--- Your goal ---
If a line in the listing below includes the string "Selecione", pull it out.
------------------------------------------------------------------------
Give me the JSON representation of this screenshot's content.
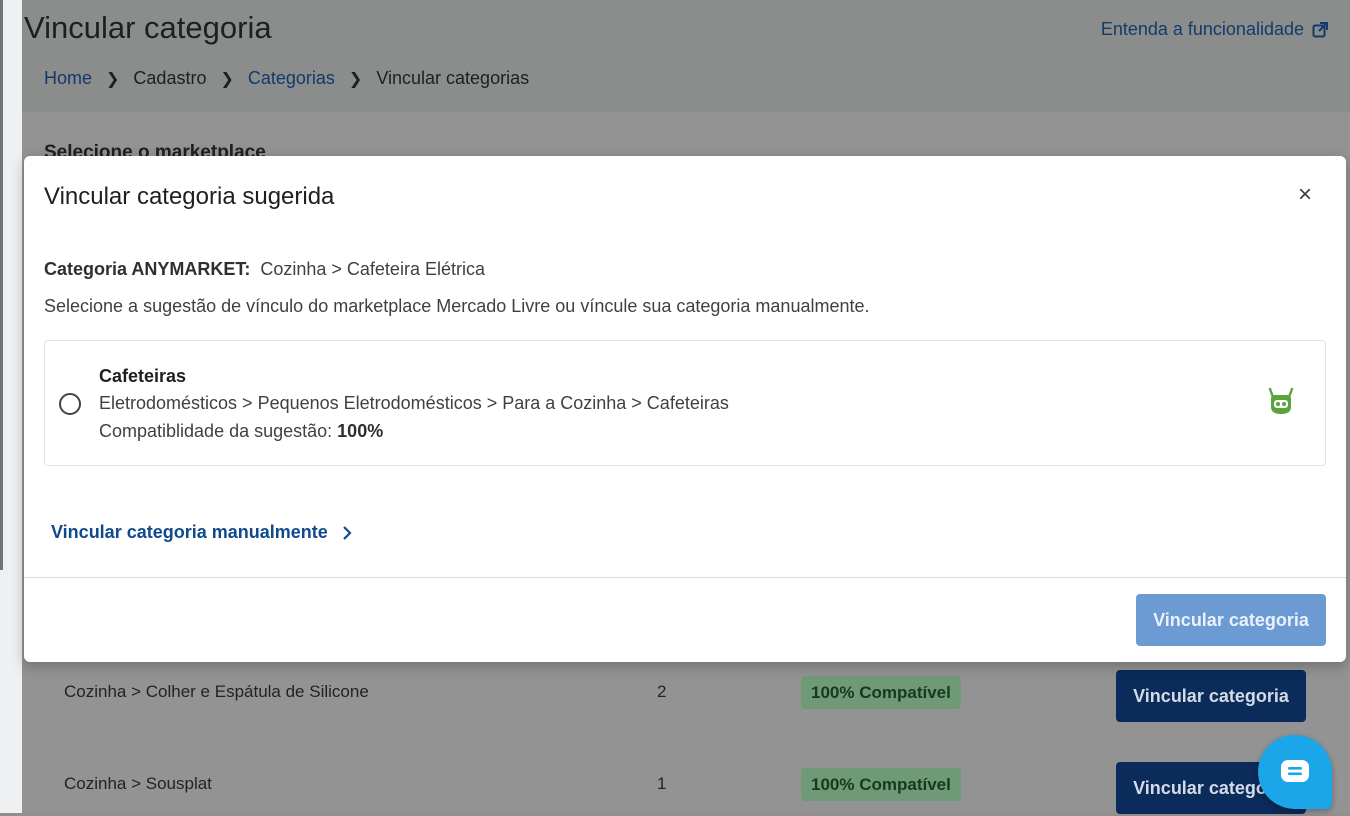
{
  "page": {
    "title": "Vincular categoria",
    "help_link": "Entenda a funcionalidade",
    "breadcrumb": [
      {
        "label": "Home",
        "link": true
      },
      {
        "label": "Cadastro",
        "link": false
      },
      {
        "label": "Categorias",
        "link": true
      },
      {
        "label": "Vincular categorias",
        "link": false
      }
    ],
    "section_label": "Selecione o marketplace"
  },
  "table": {
    "rows": [
      {
        "category": "Cozinha > Colher e Espátula de Silicone",
        "count": "2",
        "badge": "100% Compatível",
        "action": "Vincular categoria"
      },
      {
        "category": "Cozinha > Sousplat",
        "count": "1",
        "badge": "100% Compatível",
        "action": "Vincular categoria"
      }
    ]
  },
  "modal": {
    "title": "Vincular categoria sugerida",
    "close_label": "×",
    "category_label": "Categoria ANYMARKET:",
    "category_value": "Cozinha > Cafeteira Elétrica",
    "instruction": "Selecione a sugestão de vínculo do marketplace Mercado Livre ou víncule sua categoria manualmente.",
    "suggestion": {
      "name": "Cafeteiras",
      "path": "Eletrodomésticos > Pequenos Eletrodomésticos > Para a Cozinha > Cafeteiras",
      "compat_label": "Compatiblidade da sugestão:",
      "compat_value": "100%",
      "icon": "robot-icon",
      "selected": false
    },
    "manual_link": "Vincular categoria manualmente",
    "confirm_button": "Vincular categoria"
  },
  "colors": {
    "primary": "#0b2b5b",
    "link": "#0f4a8e",
    "confirm_disabled": "#6c9bd4",
    "badge_bg": "#6f9a75",
    "robot": "#5aa33f",
    "chat": "#1aa6e8"
  }
}
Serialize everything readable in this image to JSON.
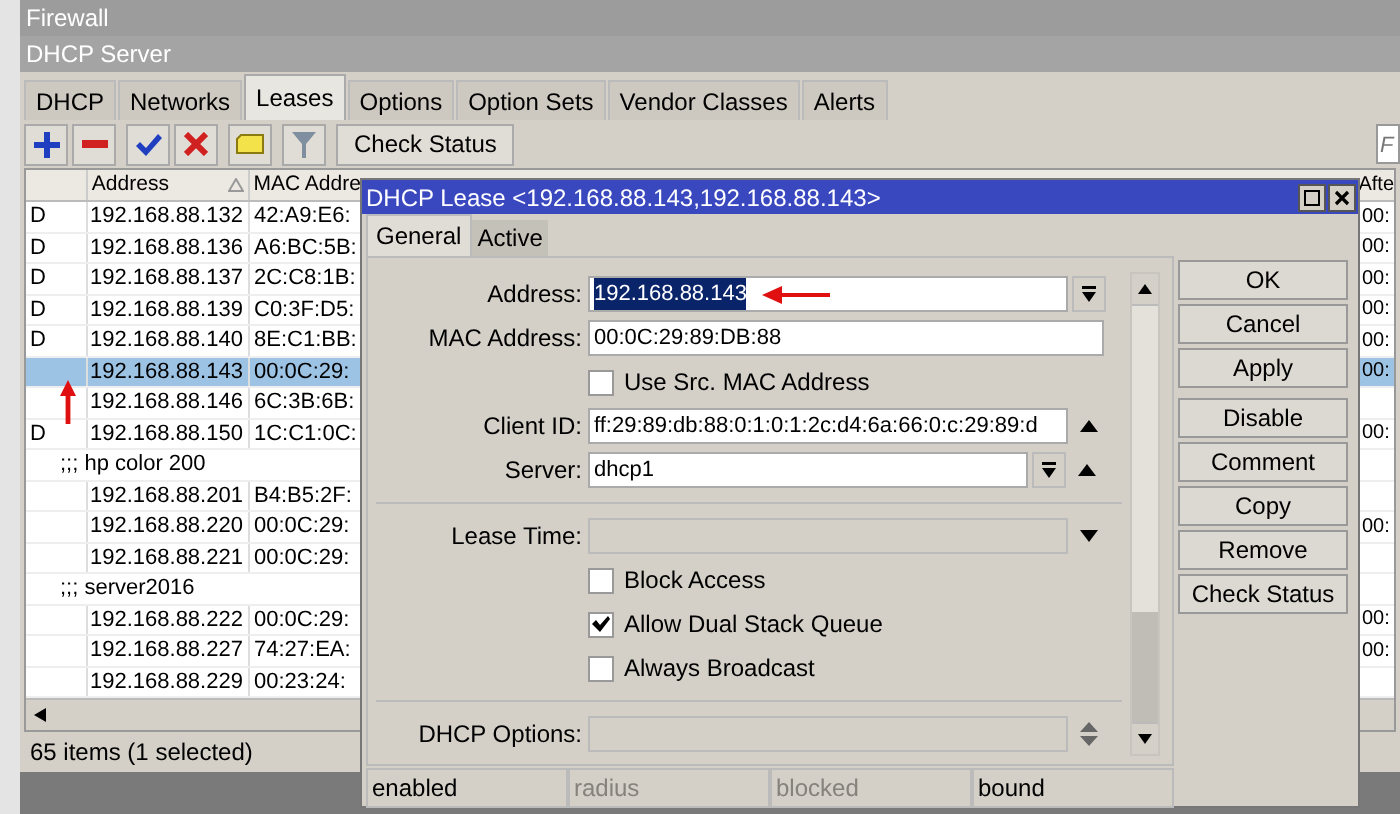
{
  "firewall_window": {
    "title": "Firewall"
  },
  "dhcp_server": {
    "title": "DHCP Server",
    "tabs": [
      {
        "label": "DHCP",
        "selected": false
      },
      {
        "label": "Networks",
        "selected": false
      },
      {
        "label": "Leases",
        "selected": true
      },
      {
        "label": "Options",
        "selected": false
      },
      {
        "label": "Option Sets",
        "selected": false
      },
      {
        "label": "Vendor Classes",
        "selected": false
      },
      {
        "label": "Alerts",
        "selected": false
      }
    ],
    "check_status_button": "Check Status",
    "search": {
      "placeholder": "F"
    },
    "table": {
      "columns": [
        "Address",
        "MAC Addre",
        "Afte"
      ],
      "rows": [
        {
          "kind": "lease",
          "flag": "D",
          "address": "192.168.88.132",
          "mac": "42:A9:E6:",
          "after": "00:",
          "selected": false
        },
        {
          "kind": "lease",
          "flag": "D",
          "address": "192.168.88.136",
          "mac": "A6:BC:5B:",
          "after": "00:",
          "selected": false
        },
        {
          "kind": "lease",
          "flag": "D",
          "address": "192.168.88.137",
          "mac": "2C:C8:1B:",
          "after": "00:",
          "selected": false
        },
        {
          "kind": "lease",
          "flag": "D",
          "address": "192.168.88.139",
          "mac": "C0:3F:D5:",
          "after": "00:",
          "selected": false
        },
        {
          "kind": "lease",
          "flag": "D",
          "address": "192.168.88.140",
          "mac": "8E:C1:BB:",
          "after": "00:",
          "selected": false
        },
        {
          "kind": "lease",
          "address": "192.168.88.143",
          "mac": "00:0C:29:",
          "after": "00:",
          "selected": true
        },
        {
          "kind": "lease",
          "address": "192.168.88.146",
          "mac": "6C:3B:6B:",
          "selected": false
        },
        {
          "kind": "lease",
          "flag": "D",
          "address": "192.168.88.150",
          "mac": "1C:C1:0C:",
          "after": "00:",
          "selected": false
        },
        {
          "kind": "comment",
          "text": ";;; hp color 200"
        },
        {
          "kind": "lease",
          "address": "192.168.88.201",
          "mac": "B4:B5:2F:",
          "selected": false
        },
        {
          "kind": "lease",
          "address": "192.168.88.220",
          "mac": "00:0C:29:",
          "after": "00:",
          "selected": false
        },
        {
          "kind": "lease",
          "address": "192.168.88.221",
          "mac": "00:0C:29:",
          "selected": false
        },
        {
          "kind": "comment",
          "text": ";;; server2016"
        },
        {
          "kind": "lease",
          "address": "192.168.88.222",
          "mac": "00:0C:29:",
          "after": "00:",
          "selected": false
        },
        {
          "kind": "lease",
          "address": "192.168.88.227",
          "mac": "74:27:EA:",
          "after": "00:",
          "selected": false
        },
        {
          "kind": "lease",
          "address": "192.168.88.229",
          "mac": "00:23:24:",
          "selected": false
        }
      ]
    },
    "status": "65 items (1 selected)"
  },
  "dialog": {
    "title": "DHCP Lease <192.168.88.143,192.168.88.143>",
    "tabs": [
      {
        "label": "General",
        "selected": true
      },
      {
        "label": "Active",
        "selected": false
      }
    ],
    "fields": [
      {
        "kind": "text",
        "label": "Address:",
        "value": "192.168.88.143",
        "highlighted": true,
        "dropdown": true,
        "up_arrow": false,
        "down_arrow": false
      },
      {
        "kind": "text",
        "label": "MAC Address:",
        "value": "00:0C:29:89:DB:88",
        "highlighted": false,
        "dropdown": false,
        "up_arrow": false,
        "down_arrow": false
      },
      {
        "kind": "checkbox",
        "label": "Use Src. MAC Address",
        "checked": false
      },
      {
        "kind": "text",
        "label": "Client ID:",
        "value": "ff:29:89:db:88:0:1:0:1:2c:d4:6a:66:0:c:29:89:d",
        "highlighted": false,
        "dropdown": false,
        "up_arrow": true,
        "down_arrow": false
      },
      {
        "kind": "text",
        "label": "Server:",
        "value": "dhcp1",
        "highlighted": false,
        "dropdown": true,
        "up_arrow": true,
        "down_arrow": false
      },
      {
        "kind": "divider"
      },
      {
        "kind": "text",
        "label": "Lease Time:",
        "disabled": true,
        "highlighted": false,
        "dropdown": false,
        "up_arrow": false,
        "down_arrow": true
      },
      {
        "kind": "checkbox",
        "label": "Block Access",
        "checked": false
      },
      {
        "kind": "checkbox",
        "label": "Allow Dual Stack Queue",
        "checked": true
      },
      {
        "kind": "checkbox",
        "label": "Always Broadcast",
        "checked": false
      },
      {
        "kind": "divider"
      },
      {
        "kind": "text",
        "label": "DHCP Options:",
        "disabled": true,
        "highlighted": false,
        "dropdown": false,
        "up_arrow": true,
        "down_arrow": true
      }
    ],
    "buttons": [
      "OK",
      "Cancel",
      "Apply",
      "Disable",
      "Comment",
      "Copy",
      "Remove",
      "Check Status"
    ],
    "status_bar": [
      {
        "text": "enabled",
        "disabled": false
      },
      {
        "text": "radius",
        "disabled": true
      },
      {
        "text": "blocked",
        "disabled": true
      },
      {
        "text": "bound",
        "disabled": false
      }
    ]
  }
}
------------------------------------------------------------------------
--- Task output ---
    "section_label": "Selecione o marketplace"
    "instruction": "Selecione a sugestão de vínculo do marketplace Mercado Livre ou víncule sua categoria manualmente.",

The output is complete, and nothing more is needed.